Our nation’s capital has been the setting for a string of shockingly bizarre and violent events in recent weeks.
A woman was shot and killed Thursday by police after leading them on a wild car chase near the US Capitol. Several weeks ago, 13 people were killed in a mass shooting at the Navy Yard.
And yesterday, a man lit himself on fire on the National Mall, in broad daylight – in full public view.
Katy Scheflen, a witness, said the man was standing alone in the center section of the Mall when he poured the contents of a gasoline can on himself and set himself on fire. She said several passing joggers tore off their shirts and attempted to smother the fire.
Scheflen, a furloughed civil rights attorney for the Justice Department, said she stopped because she saw “a guy with a tripod set up.”
She said another man, who she thought the tripod with a camera was filming, took a red can of gasoline and poured it over his head.
“At that point we didn’t know what was going, maybe it was some sort of stage protest,” Scheflen said. “And then he set himself on fire and went up in flames,” she said. “Whoosh.”
“It’s very shocking,” she said. “It’s horrifying. Literally watching this guy go up in flames. There was not really anything anybody could do.”
Scheflen said the presence of a mounted camera gave her the impression “He was aware something was about to happen. Otherwise he was filming nothing but a guy standing there.”
“It was obviously an intentional act, “she said. “Somebody has a video of the whole thing.”
A police department spokesman said the man, whose identity has not been revealed, was conscious and breathing at the scene. MedStar Washington Hospital Center tweeted that the man was taken there and he was in critical condition. (update: The man has still not been identified, but he died of his injuries Friday night – Ed.)
While we still do not know the man’s identity or motive, his actions are reminiscent of Mohammed Bouazizi, the young Tunisian fruit vendor who set himself on fire in front of a government building in late 2010 in protest of the harassment, abuse, and bribery local authorities inflicted upon him. His act is said to have been fueled by the chronic poverty and corruption of his country. He is viewed as a hero who inspired the Tunisian Revolution and the Arab Spring. Following Bouazizi’s death, the public’s anger and violence intensified, leading to the resignation of then-President Zine El Abidine Ben Ali.
Self-immolation, or setting oneself on fire, is often done as a form of radical political protest. It is a centuries-old practice that commands sympathy and outrage; an act of despair and self-sacrifice.
According to Washington D.C. based scholar Timothy Dickinson,
Fire is the most dreaded of all forms of death, so the sight of someone setting themselves on fire is simultaneously an assertion of intolerability and, frankly, of moral superiority. You say ‘I would never have the guts to do that. It’s not that he’s trying to tell me something, but that he’s commanding me.’ This isn’t insanity. It’s a terrible act of reason.

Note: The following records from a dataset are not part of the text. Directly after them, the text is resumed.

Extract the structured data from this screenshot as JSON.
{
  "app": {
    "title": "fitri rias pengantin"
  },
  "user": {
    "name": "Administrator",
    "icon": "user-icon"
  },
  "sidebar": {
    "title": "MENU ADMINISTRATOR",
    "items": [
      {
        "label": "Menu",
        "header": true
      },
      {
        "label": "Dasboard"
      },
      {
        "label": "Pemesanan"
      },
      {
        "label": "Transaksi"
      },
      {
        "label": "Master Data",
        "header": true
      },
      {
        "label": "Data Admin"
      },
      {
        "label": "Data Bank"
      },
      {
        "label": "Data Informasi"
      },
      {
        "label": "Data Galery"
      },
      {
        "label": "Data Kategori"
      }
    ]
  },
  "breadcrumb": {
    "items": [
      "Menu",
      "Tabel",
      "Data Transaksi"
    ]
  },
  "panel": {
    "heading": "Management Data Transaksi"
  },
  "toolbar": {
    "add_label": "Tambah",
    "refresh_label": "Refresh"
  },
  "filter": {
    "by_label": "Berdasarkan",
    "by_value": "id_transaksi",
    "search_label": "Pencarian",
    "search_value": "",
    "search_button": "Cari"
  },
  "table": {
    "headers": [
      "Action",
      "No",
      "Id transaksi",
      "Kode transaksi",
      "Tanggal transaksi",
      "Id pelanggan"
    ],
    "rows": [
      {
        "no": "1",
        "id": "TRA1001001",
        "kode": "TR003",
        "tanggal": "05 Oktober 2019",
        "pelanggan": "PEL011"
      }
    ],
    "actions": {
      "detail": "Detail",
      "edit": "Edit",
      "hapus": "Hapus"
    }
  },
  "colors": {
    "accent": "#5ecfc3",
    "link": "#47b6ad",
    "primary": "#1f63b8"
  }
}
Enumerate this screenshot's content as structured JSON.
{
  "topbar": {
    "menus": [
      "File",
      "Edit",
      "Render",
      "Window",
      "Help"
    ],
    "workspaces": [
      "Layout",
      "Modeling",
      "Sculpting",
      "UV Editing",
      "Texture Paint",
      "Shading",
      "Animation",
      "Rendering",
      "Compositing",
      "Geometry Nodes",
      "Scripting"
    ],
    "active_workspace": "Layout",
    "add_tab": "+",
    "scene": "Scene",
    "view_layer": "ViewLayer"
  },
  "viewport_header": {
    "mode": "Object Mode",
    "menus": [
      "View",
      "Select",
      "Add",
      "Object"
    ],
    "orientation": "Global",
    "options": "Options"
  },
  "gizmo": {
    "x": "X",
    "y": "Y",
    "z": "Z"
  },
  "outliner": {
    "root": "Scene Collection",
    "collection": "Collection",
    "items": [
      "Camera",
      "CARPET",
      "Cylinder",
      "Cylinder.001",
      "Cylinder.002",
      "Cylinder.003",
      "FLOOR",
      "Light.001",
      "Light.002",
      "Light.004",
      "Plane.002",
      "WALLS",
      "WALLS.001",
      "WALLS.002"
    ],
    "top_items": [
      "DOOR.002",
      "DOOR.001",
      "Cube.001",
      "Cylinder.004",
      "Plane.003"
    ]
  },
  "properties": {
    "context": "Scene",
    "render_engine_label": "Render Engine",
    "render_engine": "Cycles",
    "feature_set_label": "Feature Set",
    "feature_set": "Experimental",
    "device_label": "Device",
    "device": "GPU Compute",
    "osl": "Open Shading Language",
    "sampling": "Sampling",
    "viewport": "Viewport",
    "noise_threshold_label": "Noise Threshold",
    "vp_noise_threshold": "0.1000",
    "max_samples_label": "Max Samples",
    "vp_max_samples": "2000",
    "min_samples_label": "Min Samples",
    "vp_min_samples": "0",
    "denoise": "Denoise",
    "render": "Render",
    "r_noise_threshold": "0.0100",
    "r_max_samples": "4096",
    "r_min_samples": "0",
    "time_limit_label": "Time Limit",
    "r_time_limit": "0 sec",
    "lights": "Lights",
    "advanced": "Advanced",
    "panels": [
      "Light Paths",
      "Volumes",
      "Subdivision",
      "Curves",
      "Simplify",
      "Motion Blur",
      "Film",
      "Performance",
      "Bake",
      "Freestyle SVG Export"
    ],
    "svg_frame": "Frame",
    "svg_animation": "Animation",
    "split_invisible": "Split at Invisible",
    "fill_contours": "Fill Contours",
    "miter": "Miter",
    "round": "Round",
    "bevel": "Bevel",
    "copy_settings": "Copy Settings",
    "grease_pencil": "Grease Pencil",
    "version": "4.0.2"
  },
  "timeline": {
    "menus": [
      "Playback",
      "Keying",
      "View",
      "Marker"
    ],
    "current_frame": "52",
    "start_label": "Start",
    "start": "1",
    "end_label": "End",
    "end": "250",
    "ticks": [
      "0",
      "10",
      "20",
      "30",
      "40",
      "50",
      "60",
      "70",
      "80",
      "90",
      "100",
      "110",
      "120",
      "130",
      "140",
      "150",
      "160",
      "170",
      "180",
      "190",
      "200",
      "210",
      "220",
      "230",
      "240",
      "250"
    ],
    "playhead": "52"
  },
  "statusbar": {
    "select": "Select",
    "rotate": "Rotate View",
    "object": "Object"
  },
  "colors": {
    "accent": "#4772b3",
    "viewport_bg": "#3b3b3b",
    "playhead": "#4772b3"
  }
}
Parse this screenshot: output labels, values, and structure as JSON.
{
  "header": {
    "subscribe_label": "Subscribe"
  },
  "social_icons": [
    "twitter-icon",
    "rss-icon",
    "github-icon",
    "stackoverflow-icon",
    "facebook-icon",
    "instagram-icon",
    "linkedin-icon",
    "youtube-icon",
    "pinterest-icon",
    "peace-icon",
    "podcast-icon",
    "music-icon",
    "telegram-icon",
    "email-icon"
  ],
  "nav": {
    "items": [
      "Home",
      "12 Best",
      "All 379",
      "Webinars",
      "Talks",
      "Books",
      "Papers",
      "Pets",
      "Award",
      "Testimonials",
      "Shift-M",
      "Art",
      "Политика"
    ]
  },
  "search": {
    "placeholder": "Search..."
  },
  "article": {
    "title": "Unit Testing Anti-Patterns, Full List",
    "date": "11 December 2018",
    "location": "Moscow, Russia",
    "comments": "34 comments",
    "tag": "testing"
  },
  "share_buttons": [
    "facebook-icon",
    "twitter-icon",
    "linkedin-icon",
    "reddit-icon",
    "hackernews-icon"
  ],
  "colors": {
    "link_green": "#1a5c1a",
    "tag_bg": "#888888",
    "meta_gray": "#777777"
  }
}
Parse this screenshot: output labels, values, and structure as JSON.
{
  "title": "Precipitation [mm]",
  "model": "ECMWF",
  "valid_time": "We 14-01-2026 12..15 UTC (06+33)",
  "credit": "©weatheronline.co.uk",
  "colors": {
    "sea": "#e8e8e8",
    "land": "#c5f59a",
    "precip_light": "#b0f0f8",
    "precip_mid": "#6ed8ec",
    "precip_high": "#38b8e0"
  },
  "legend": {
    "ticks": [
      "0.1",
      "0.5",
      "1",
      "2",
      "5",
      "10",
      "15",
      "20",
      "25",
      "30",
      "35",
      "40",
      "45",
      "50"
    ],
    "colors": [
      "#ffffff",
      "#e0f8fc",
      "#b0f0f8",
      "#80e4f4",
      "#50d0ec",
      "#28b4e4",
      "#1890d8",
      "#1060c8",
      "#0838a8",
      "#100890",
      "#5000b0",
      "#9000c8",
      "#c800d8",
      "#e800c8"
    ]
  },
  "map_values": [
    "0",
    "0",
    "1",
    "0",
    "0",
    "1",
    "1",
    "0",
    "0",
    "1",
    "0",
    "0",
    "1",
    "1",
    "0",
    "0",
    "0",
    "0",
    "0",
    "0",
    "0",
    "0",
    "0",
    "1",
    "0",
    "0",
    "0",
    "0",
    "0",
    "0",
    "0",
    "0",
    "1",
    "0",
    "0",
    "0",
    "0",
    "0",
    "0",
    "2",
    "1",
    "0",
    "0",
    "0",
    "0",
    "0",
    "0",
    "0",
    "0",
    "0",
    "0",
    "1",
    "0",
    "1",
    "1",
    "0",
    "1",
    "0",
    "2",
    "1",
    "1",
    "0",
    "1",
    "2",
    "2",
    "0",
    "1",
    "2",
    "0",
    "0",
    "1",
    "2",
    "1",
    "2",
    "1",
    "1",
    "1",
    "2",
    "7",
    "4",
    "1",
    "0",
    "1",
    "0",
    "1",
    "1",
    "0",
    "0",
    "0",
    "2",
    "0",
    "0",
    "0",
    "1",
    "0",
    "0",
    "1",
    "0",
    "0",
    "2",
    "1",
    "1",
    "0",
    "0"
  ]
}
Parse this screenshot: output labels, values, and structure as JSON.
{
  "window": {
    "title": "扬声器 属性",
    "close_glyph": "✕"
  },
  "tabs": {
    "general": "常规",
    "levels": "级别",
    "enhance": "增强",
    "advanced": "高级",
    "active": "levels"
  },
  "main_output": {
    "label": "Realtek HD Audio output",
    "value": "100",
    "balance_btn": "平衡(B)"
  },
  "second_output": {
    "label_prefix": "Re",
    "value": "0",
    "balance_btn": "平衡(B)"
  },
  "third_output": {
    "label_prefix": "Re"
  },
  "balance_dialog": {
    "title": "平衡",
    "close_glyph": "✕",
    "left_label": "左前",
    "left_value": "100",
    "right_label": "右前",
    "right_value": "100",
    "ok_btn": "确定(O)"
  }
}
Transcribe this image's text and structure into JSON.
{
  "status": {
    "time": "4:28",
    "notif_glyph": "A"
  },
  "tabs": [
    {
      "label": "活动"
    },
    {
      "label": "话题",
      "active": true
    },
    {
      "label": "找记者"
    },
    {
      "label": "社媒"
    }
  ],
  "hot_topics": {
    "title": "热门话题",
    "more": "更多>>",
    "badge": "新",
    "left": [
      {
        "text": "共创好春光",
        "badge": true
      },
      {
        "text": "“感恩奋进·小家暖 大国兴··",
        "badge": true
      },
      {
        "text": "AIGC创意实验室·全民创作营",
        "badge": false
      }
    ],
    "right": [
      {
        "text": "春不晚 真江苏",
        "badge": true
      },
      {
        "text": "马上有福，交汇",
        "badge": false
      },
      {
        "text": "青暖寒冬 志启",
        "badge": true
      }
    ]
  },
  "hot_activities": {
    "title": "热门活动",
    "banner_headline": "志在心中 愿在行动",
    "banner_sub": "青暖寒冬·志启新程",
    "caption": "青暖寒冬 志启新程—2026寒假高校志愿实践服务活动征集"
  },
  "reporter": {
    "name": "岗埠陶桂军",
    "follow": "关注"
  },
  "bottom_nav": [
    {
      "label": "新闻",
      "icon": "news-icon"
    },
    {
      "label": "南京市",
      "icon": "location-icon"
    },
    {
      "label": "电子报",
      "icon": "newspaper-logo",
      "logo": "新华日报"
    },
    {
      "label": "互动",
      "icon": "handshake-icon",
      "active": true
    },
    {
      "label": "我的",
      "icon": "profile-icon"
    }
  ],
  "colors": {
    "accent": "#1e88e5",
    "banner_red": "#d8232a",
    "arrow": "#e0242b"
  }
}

Two men set themselves on fire in protest of the recent Greek debt crisis, and the number of suicides in Greece rose by 40% during a recent 12-month period. There are at least eight other documented cases of self-immolation in protest of the European-sovereign debt crisis.
Was the self-immolation that occurred in our nation’s capital today a suicide attempt or an act of protest? Either way, it appears that desperate times call for desperate measures.